Meetings – Are they a complete waste of time?

Tuesday, November 19th, 2013

I have just returned from a meeting about having a meeting.  How many of you spend an inordinate amount of time during your working day in meetings ?

The first problem is: Why are you there? Often the meeting request is put in your diary (no thanks to technology) and you arrive on time – in my case to find the key people are late, or even more annoying, the meeting  has been ‘rescheduled’.

The next problem that seems to be universal is the purpose of the meeting. What do you hope to achieve from it? This is a special problem if key decision- makers are absent.

Timing is something that seems to escape the consciousness of Chairs and participants. You will be like me and have come across people whose main function is to be present, not offer much, go off on tangents and then start a whole new conversation just as you thought it was time to finish.  Short of screaming, there is not a lot you can do….

Or is there?

Our top tips for successfully surviving meetings are:

  • Ask yourself “Do I need to be there”? Is there another form of getting the information that would be more efficient,  such as a Skype meeting. Can others email me the outcome?
  • As the Chair, always let the participants know what the purpose is and what roles and responsibilities they have.
  • Nominate a timer and have the conclusion time written up where everyone can see it.
  • What outcomes do you want from the meeting? These should be on the agenda which should be sent well in advance.
  • Send out the  minutes/action points as soon as possible following the meeting

In today’s busy world,  a meeting can be either a useful face-to-face experience, or it can be yet another time waster that just leads to frustration.  There are some other useful tips at a website that goes by the memorable name of  The Toilet Paper Entrepreneur



Tips for raising your profile

Thursday, October 24th, 2013

Question from a current client: How do I raise my profile at work in an informal way? Recent restructuring has meant that all our executive team are based in a different city, including my immediate manager. In the past I’ve built great relationships from casual in-person contact, not from artificially cultivating people. I just don’t blow my own trumpet. Now I have to build those relationships not just for myself but for others, because I am one of the few senior people in our building. 

Here’s a useful slogan: 

‘You can get what you want by helping others get what they want.’

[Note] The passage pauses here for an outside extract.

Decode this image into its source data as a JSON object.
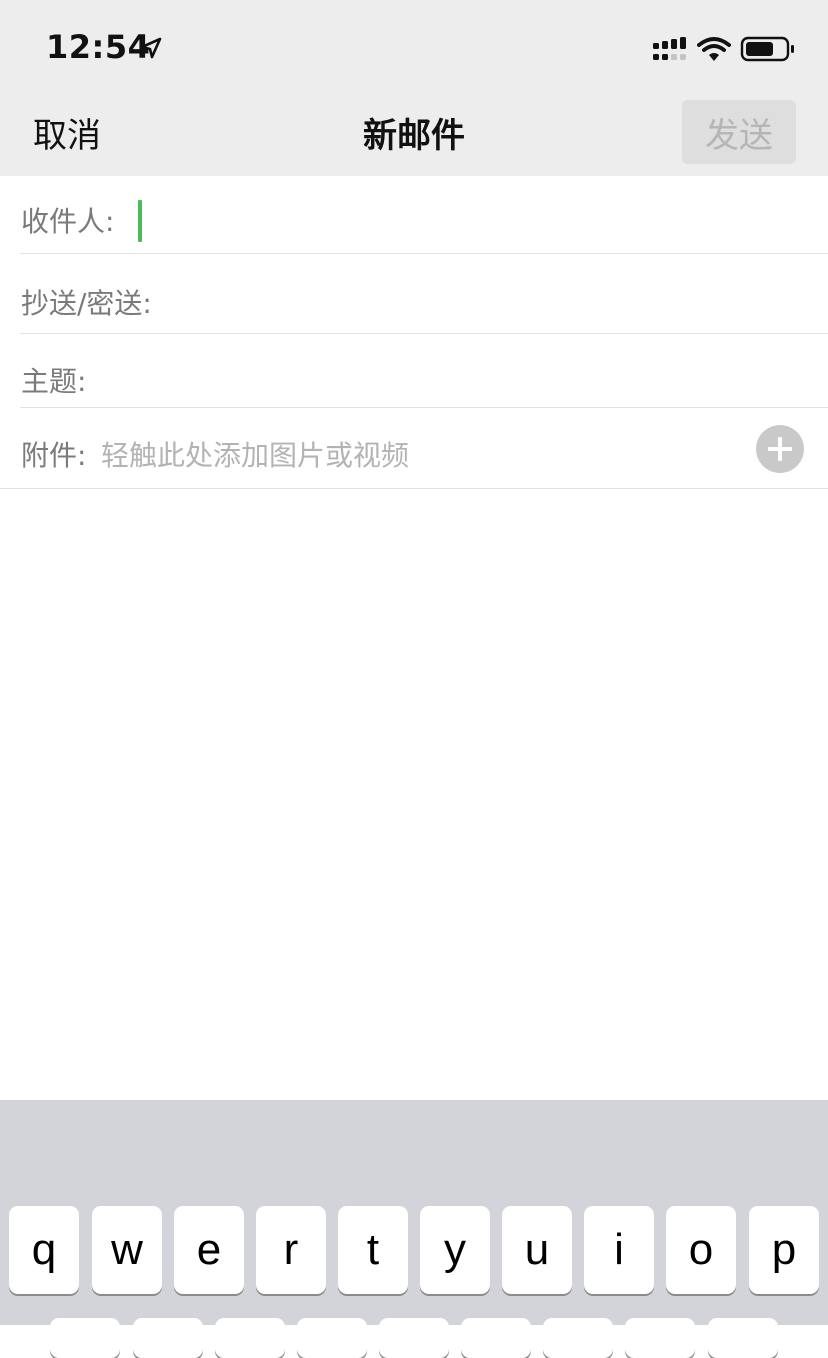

See what you can do by applying that principle, but here are a few suggestions as starters:

  • Work out what the others in your site need by way of interaction with more senior people, figure out with them how it could be achieved and be part of the process of creating it.  Obviously that will help the others in your workplace and you will be seen as pro-active and solution oriented.
  • Create a stimulating sense of group where you are.  You could get together with others to build interactions within your work site such as brown bag lunches, getting senior executives in to speak and social events. This will raise your profile as well as that of your branch.
  • Make your manager look good.  Find out what your manager needs to have happen to look good and make sure you are delivering that from where you are.
  • Tap into the human craving for direct interaction. When you start a new topic of communication with a senior manager, make sure that first conversation about it is voice-to-voice.  You will need to have a routine of being in frequent contact with them and it will mostly have to be by email,  but in person is memorable.  The principle of ‘Don’t start a new thread of conversation by email’ applies to all your contacts, but will be very important in this contex
  • Be part of supporting others in your profession.  Join the local branch of your professional association and take a committee role in that.  You will then be part of supporting others in your profession and will develop a higher profile for yourself.   A plus of New Zealand’s small population is that a strong  local profile will be noticed nationally as well.

There are some practical tips at How to raise your visibility at work and some broader approaches at: How to increase your visibility at work